The part 2 of the case is also provided with a bifurcated bracket 8 between whichthe bolt 6 is swung when the caseis closed. The wing nut 7 is then screwed up tightly against the bracket 8 drawing the parts 1 and 2 toward each other and into closed relation, thus compressing the ball and relieving the pressure from the leather casing. The outer ends of the bracket 8 are provided with rounded knobs 9 to prevent'the bolt and nut from acicidentally disengaging themselves from the bracket. I
10 represents a wire handle formed of wire and having a portion wound about the bolt 6. The handle is for carrying the case.
'The interior size of the case is slightly less than that of the football which is placed therein, and after the football indicated at 11. is placedin one part of the case, such as 2, the part 1 is closed down over the football and the parts closed together and the bolt engaged and the nut tightened, thus locking the football under compression in the case.
Owing to the fact that the internal capacity of the case is somewhat less than the size of the football the latter is compressed, thus increasing slightly the pressure on the bladder of the football and thereby taking the strain off the leather. cover.
The football may now be carried in'its case by means of the handle 10 and may be stored in the case for any desired period without any strain being exerted on the leather cover.
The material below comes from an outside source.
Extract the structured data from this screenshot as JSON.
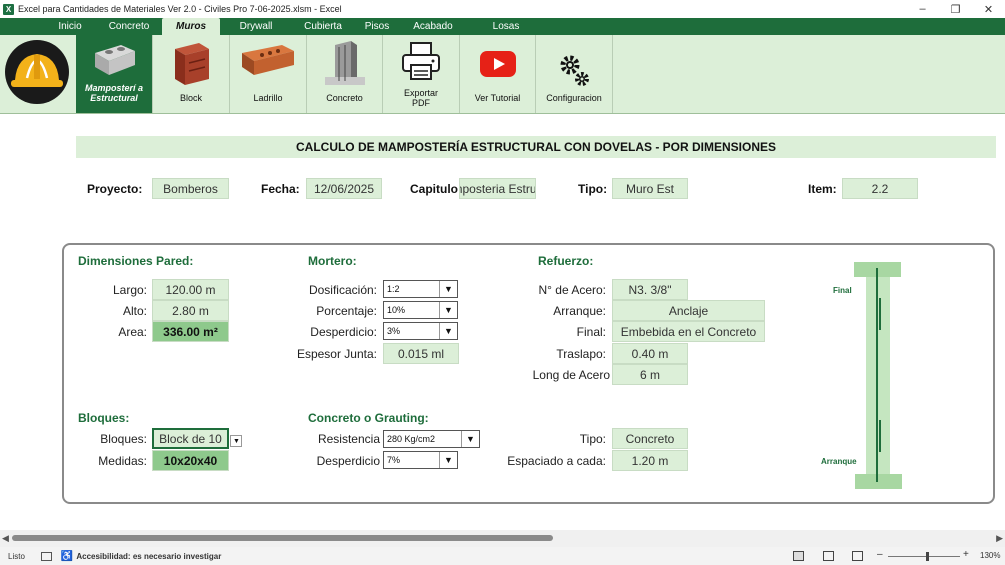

I provide one part of the case with a removable wall section or plate. Thus 12 represents a removable plate forming a closure latter is then laced. moved from the case and is ready for use. This can be done quite easily as the closing for the aperture in part 2, the edges of the plate 12 being bevelled as at 13 and the edges of the aperture in the part 2 being bevelled in an opposite manner so as to hold the plate 12 in place against outward movement in the normal use of the case.
WVhen it is desired to inflate the ball, the deflated or partially inflated ball is placed in the case with the aperture in the leather casing through which the neck of the bladder protrudes coincidingwith the aperture in the part 2, the plate 12 having been removed. The ball is then inflated to the proper pressure, the neck. tied and tucked under one edge ofthe opening in the leather casing and the The ball is then reof the compression case over the ball removes the pressure from the leather casing.
In Figs. 5 and 6 I have shown the compression case formed in the spherical shape so as to contain a basketball.
Thecase of course may be made of any desired size and/or shape to enable it to beused with any size or form of inflated playing ball.
What I claim is 1. A play ball case forming an inclosurc for the ball and said case being provided with an aperture in its wall through which the ball may be infiatedand its outer casing laced.
2. A play ball case formed of substantially rigid material and having an internal contour corresponding to the contour of the ball but of slightly less internal dimensions than the dimensions of the ball when inflated and the wall of the case being provided with an aperture through which the ball may be inflated and its outer coveringlaced.
3. A compression case for inflated play ballscomprising two halvesforrned of substantially rigid material and hinged together, said halves forming when closedtogether a container having an internal contour corresponding to the-contour of the ball but of less dimensions whereby the ball is compressed when the container is closed, one of the halves having a wall aperture through which the ball may beinflatedand its outer covering laced.
Signed at Ben Avon,Pennsylvania'this 23rd day of Oct., 1.930.
ORMAN R. BARKDOLL.